In this section
How you say it:
Rheumatology conditions can affect the muscles and joints in
many ways. This factsheet provides a brief overview of several
rheumatology conditions - you can find more detailed
information at the website of the RCH
Juvenile idiopathic arthritis (JIA) is a general name for
several kinds of arthritis. 'Juvenile' means that it affects young
people; 'idiopathic' means that we don't know what the cause is;
and 'arthritis' means inflammation of the joints.
When a child is diagnosed with JIA, it is impossible to say
exactly how long the condition will last. JIA can continue for
months or years. The main ways of treating JIA include
medication for inflammation, exercise, splints, joint injections to
reduce inflammation in particular joints and pain management.
While treatment can reduce the symptoms, it does not lead to a
Systemic lupus erythematosus, also called SLE
or lupus, can affect almost any organ or organ system of the
body. Systemic lupus may include periods where few, if
any, symptoms are evident (remission), and periods when the
disease becomes more active (flare). Currently there is no cure
for lupus, but early diagnosis and proper medical treatment can
significantly help control the disease.
For most people with lupus, effective treatment can minimise
symptoms, reduce inflammation and pain, help maintain normal
functions and stop the development of serious
complications. Taking medications as directed, having blood or
urine tests when requested, attending scheduled medical appointments
and avoiding too much sun are all important parts of
treatment. A good working relationship with your child's
doctor is one of the most important factors in the successful
treatment of lupus.
See: The Lupus Foundation of
Juvenile dermatomyositis (JDM) is a
disease marked by muscle weakness and skin rash. The first sign of
JDM is usually a skin rash. The rash may be:
Children with JDM can have weak muscles at the same time that they first get the skin rash, or the weak muscles may come days, weeks or
months after the rash.
The symptoms of JDM vary from patient to patient and no one treatment works
for everyone. Your child's doctor may use a combination of drugs and may
change them over time. It is very important that you and your child
talk openly about the treatment and any side effects.
Undertaking a regular exercise program, designed for each
individual's ability and weakness, is also important.
See: The Myositis Assocation
Vasculitis is a general term for a group
of diseases that involve inflammation in blood vessels. Blood
vessels of all sizes may be affected, from the largest vessel in
the body (the aorta in the heart) to the smallest blood vessels in the skin
(capillaries). The size of the blood vessels affected varies according

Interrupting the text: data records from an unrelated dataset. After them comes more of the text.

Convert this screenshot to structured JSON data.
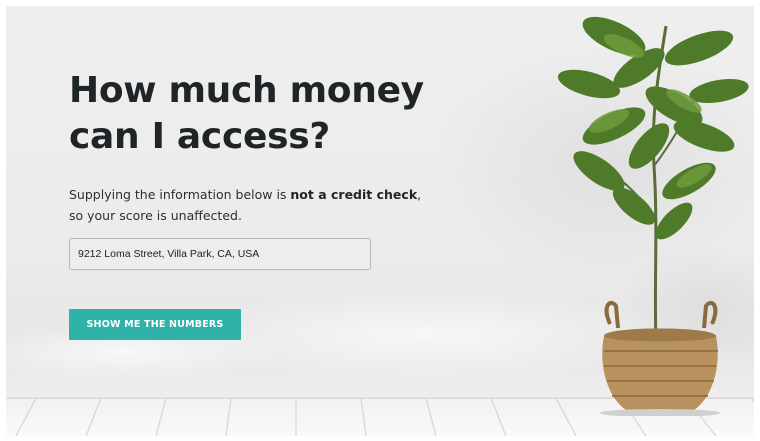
{
  "hero": {
    "heading_line1": "How much money",
    "heading_line2": "can I access?",
    "subtext_before": "Supplying the information below is ",
    "subtext_bold": "not a credit check",
    "subtext_after": ", so your score is unaffected."
  },
  "form": {
    "address_value": "9212 Loma Street, Villa Park, CA, USA",
    "submit_label": "SHOW ME THE NUMBERS"
  },
  "colors": {
    "accent": "#2fb3a8",
    "heading": "#1f2426",
    "background": "#ececec"
  },
  "decor": {
    "plant_icon": "potted-plant-icon",
    "floor": "wood-floor-planks"
  }
}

to the specific type of vasculitis.
Scleroderma, or systemic sclerosis, is a
chronic connective tissue disease generally classified as one of
the autoimmune rheumatic diseases. The word scleroderma
comes from two Greek words: 'sclero' meaning hard, and 'derma'
meaning skin. Hardening of the skin is one of the most visible
signs of the disease. Scleroderma varies from patient to
patient, but prompt and proper diagnosis and effective treatment
may minimise the symptoms and reduce the chance
of damage. Scleroderma is not something your child can
catch from, or spread to, others.
See: The US
Juvenile Scleroderma Network, Inc and The US
Chronic recurrent multifocal osteomyelitis
(CRMO) is a condition in which a child's bones become inflamed and
painful. CRMO comes and goes, which means there are periods where
there are no symptoms but 'flare-ups' occur
CRMO is rare and seems to affect more girls than boys. The
aim of treatment is to try to prevent flare-ups and treat them if
they occur. Long term follow up is usually required to monitor any
growth disturbances in the affected bones. Overall, the
outlook for children and young adults with CRMO is excellent. Most
people respond well to treatment and suffer few long-term
Developed by the RCH Rheumatology
Unit. First published in February 2008. Updated November
This information is intended to support, not replace, discussion with your doctor or healthcare professionals. The authors of these consumer health information handouts have made a considerable effort to ensure the information is accurate, up to date and easy to understand. The Royal Children's Hospital Melbourne accepts no responsibility for any inaccuracies, information perceived as misleading, or the success of any treatment regimen detailed in these handouts. Information contained in the handouts is updated regularly and therefore you should always check you are referring to the most recent version of the handout. The onus is on you, the user, to ensure that you have downloaded the most up-to-date version of a consumer health information handout.